Red Cross volunteer Allen Trombley contacted the high school and asked Principal Matt Southwick if any students would be interested in getting involved. Mitchell volunteered to do it.
Trombley has been donating blood for 45 years, since he served in the Army as an orthopedic cast specialist during the Vietnam War. The more wounded soldiers he saw, the more he realized the importance of giving blood.
"When I was in the service, we were encouraged to give blood," Trombley said. "It was hard not to think about who you were helping when you were seeing them every day."
Trombley has given 19 gallons of blood in his life. It is a total that grows every year, pint by pint.
He said the process is painless, but the benefit to others is huge. Donated blood is used to help accident victims, trauma patients, transplant recipients and those receiving treatment for life-threatening illness.
Despite all medical, scientific and technological advances, there is still no substitute for blood. Its only source is a volunteer donor.
"It was horrible to see something like 9/11, but it was great to see all the people lined up to help others," Trombley said. "It was nice to see that so much blood was given, but we need blood every day."
According to the Red Cross, someone in the U.S. needs blood every two seconds. The share of the U.S. population eligible to donate blood is 38 percent; of that 38 percent only 5 percent actually donate.
The next blood drive in Tupper Lake will be held at the library on May 22. To learn more, call 1-800-RED CROSS or visit redcrossblood.org.

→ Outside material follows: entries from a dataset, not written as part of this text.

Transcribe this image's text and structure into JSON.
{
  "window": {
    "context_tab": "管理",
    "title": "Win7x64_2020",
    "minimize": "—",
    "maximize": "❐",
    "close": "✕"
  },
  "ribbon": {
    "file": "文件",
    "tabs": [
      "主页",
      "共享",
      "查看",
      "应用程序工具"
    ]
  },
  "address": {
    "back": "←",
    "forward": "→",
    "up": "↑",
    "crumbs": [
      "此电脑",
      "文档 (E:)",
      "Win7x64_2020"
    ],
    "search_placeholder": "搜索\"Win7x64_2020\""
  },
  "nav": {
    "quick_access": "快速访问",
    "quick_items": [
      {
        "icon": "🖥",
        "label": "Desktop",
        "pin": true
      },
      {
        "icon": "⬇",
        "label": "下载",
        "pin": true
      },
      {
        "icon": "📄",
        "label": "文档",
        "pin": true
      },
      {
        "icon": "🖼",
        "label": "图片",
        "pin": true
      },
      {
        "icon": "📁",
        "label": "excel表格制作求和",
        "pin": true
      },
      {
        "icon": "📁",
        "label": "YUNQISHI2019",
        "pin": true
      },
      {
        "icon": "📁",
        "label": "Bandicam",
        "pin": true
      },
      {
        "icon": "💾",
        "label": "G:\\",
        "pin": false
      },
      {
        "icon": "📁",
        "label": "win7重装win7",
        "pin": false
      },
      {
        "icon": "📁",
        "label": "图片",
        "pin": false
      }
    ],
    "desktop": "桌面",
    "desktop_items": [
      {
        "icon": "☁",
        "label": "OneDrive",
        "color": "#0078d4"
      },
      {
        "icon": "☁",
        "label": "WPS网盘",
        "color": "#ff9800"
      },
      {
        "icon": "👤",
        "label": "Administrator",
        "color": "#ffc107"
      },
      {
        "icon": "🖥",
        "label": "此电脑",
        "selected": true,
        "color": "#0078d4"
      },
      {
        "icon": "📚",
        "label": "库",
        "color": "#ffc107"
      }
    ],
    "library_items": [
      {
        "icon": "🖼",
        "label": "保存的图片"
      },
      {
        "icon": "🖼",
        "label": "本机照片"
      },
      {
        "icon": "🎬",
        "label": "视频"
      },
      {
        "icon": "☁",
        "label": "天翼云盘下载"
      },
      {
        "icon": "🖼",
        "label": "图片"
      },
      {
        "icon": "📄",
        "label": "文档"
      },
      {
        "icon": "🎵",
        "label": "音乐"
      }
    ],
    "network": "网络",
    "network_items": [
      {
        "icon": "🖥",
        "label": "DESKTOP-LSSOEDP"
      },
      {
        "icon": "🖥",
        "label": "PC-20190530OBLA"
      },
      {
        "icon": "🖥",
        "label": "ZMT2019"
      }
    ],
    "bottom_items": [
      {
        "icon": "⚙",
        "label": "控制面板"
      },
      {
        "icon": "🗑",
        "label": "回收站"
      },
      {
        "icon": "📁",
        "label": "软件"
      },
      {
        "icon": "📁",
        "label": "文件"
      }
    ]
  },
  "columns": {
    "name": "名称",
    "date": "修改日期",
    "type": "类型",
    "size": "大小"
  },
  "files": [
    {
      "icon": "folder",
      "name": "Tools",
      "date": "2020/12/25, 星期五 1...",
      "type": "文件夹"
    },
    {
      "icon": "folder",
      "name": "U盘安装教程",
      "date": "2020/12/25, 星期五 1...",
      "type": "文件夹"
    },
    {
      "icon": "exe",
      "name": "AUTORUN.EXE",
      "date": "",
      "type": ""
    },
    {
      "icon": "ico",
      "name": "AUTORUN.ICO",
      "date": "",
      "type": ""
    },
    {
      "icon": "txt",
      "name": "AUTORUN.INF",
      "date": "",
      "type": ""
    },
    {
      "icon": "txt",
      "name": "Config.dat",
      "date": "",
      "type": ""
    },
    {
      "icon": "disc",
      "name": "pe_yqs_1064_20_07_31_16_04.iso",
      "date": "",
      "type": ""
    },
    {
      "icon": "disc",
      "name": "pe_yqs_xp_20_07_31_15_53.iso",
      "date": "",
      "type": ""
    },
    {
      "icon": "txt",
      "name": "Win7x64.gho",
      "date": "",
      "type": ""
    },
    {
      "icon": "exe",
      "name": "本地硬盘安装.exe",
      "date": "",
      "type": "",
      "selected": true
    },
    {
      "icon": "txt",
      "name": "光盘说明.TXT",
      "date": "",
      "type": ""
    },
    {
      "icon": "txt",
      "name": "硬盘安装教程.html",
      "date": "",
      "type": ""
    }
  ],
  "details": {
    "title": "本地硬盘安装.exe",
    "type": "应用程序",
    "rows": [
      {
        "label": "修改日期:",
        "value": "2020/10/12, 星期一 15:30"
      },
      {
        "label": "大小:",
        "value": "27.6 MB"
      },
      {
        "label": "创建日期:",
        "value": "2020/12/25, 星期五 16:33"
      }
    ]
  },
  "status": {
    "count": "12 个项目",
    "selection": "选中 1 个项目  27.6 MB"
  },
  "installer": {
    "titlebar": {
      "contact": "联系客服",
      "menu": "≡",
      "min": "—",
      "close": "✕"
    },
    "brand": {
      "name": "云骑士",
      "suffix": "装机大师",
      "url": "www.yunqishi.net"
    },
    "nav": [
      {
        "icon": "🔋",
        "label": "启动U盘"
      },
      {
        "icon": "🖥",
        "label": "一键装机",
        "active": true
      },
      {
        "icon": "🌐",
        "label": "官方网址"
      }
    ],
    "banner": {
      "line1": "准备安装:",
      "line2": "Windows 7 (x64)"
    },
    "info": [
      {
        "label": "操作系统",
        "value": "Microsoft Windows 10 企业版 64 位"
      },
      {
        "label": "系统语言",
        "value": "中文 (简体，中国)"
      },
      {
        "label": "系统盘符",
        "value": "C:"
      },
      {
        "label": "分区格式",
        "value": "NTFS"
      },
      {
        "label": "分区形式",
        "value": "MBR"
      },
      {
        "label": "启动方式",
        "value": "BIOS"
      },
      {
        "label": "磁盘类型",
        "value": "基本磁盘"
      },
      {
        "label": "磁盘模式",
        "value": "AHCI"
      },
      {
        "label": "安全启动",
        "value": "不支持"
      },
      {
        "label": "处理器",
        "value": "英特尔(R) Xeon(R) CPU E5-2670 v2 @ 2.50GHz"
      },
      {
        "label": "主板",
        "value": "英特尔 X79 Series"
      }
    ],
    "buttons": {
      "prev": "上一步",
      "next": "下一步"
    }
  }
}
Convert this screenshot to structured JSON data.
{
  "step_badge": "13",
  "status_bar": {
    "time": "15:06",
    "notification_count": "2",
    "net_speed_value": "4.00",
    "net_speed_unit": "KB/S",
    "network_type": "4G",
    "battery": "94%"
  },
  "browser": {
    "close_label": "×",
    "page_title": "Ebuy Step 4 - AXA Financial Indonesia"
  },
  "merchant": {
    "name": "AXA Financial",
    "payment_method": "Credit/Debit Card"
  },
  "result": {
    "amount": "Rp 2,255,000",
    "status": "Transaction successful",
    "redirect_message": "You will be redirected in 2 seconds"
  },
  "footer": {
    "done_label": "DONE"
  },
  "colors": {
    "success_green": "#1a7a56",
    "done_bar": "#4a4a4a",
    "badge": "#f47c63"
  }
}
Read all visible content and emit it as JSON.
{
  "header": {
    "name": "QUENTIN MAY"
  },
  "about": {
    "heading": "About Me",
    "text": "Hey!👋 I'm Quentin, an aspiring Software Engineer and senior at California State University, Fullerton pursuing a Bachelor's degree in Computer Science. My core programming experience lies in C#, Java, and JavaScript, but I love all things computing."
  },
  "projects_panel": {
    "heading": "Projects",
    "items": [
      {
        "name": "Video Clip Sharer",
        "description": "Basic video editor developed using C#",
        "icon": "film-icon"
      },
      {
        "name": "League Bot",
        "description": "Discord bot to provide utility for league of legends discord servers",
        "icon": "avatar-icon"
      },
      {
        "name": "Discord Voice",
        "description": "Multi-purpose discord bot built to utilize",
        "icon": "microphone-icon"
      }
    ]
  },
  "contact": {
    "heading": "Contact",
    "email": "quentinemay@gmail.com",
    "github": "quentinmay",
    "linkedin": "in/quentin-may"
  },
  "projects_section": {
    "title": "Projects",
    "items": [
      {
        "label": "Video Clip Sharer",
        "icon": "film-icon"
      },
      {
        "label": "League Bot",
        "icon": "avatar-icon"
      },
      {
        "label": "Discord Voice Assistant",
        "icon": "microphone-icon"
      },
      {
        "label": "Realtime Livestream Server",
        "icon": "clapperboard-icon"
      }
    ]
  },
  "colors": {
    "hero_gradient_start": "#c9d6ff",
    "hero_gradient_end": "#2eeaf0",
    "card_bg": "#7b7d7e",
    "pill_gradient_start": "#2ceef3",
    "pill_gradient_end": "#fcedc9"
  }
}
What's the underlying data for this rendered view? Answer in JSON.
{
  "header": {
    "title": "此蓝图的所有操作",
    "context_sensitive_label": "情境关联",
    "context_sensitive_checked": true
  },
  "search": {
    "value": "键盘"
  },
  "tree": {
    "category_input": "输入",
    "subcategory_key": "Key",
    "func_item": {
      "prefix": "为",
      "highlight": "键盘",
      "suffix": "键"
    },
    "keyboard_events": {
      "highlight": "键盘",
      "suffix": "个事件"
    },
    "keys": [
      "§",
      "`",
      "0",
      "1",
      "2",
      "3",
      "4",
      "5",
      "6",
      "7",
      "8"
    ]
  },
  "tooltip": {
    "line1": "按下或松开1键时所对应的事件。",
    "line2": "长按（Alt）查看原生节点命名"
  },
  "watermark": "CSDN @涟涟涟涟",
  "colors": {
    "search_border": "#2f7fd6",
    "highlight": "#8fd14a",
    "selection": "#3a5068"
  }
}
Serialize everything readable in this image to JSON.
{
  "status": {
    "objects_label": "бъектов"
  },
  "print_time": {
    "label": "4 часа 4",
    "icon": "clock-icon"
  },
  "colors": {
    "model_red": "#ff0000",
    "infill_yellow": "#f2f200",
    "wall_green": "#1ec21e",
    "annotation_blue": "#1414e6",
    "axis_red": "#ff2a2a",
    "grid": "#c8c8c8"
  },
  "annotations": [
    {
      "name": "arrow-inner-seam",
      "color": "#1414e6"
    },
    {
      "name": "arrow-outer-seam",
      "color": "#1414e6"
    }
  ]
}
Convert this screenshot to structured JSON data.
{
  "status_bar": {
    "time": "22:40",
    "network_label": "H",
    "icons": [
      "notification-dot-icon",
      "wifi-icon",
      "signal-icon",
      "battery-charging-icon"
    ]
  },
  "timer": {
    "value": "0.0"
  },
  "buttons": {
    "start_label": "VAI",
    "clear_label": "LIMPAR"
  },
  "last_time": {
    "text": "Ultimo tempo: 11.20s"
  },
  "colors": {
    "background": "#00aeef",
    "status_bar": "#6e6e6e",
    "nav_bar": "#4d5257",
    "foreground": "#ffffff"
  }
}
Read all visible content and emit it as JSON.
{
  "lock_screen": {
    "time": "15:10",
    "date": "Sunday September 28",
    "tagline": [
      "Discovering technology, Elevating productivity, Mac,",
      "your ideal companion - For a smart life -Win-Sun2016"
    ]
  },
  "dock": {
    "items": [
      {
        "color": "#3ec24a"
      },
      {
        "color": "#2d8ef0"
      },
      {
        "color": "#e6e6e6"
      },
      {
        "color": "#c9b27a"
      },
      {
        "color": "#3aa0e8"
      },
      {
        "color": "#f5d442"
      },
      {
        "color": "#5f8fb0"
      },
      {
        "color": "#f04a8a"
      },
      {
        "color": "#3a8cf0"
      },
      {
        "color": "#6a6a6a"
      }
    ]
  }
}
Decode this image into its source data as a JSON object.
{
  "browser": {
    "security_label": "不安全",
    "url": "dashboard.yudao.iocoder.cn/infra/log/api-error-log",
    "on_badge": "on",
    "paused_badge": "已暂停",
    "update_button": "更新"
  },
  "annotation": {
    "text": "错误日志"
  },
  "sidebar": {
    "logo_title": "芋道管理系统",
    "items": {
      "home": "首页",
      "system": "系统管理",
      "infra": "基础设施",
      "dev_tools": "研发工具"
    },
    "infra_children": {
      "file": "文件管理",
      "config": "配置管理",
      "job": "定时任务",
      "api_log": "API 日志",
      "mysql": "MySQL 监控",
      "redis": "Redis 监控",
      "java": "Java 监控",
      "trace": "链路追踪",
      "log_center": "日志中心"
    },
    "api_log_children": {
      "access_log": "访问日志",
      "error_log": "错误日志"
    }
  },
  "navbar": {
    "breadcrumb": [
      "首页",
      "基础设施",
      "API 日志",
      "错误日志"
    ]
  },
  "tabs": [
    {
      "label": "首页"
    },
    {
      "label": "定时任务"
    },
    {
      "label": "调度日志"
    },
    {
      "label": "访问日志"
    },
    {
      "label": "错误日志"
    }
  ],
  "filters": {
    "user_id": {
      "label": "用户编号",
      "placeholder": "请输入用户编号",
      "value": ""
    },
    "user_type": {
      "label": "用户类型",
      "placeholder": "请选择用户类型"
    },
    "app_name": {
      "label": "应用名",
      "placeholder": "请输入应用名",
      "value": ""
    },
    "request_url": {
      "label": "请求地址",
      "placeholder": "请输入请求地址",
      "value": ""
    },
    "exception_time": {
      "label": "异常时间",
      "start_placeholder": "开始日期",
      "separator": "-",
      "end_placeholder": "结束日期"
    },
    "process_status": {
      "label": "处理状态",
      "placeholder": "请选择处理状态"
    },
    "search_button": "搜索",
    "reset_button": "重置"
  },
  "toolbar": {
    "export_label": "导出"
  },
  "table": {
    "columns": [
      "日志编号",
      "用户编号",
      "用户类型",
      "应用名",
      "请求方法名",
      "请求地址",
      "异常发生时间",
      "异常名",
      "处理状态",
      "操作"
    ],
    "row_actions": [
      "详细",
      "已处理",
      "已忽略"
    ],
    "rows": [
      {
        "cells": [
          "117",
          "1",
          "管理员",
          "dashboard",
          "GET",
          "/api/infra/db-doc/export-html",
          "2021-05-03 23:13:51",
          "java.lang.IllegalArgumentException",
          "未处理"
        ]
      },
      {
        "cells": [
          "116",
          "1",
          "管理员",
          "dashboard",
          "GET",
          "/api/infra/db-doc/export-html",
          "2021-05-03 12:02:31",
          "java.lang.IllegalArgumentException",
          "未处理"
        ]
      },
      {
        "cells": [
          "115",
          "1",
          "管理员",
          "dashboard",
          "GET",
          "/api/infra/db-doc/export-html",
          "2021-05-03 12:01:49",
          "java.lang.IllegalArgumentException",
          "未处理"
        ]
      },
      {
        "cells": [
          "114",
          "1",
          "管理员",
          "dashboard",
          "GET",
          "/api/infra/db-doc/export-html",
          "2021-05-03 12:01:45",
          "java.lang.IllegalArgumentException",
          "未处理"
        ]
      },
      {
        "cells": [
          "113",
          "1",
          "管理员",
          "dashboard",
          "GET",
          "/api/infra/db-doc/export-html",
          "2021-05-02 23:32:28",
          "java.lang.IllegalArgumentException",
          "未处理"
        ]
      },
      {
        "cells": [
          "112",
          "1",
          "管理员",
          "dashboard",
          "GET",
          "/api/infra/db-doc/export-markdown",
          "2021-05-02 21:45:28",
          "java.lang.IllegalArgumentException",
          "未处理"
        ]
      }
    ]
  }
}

Contact Shaun Kittle at 891-2600 ext. 25 or email@example.com.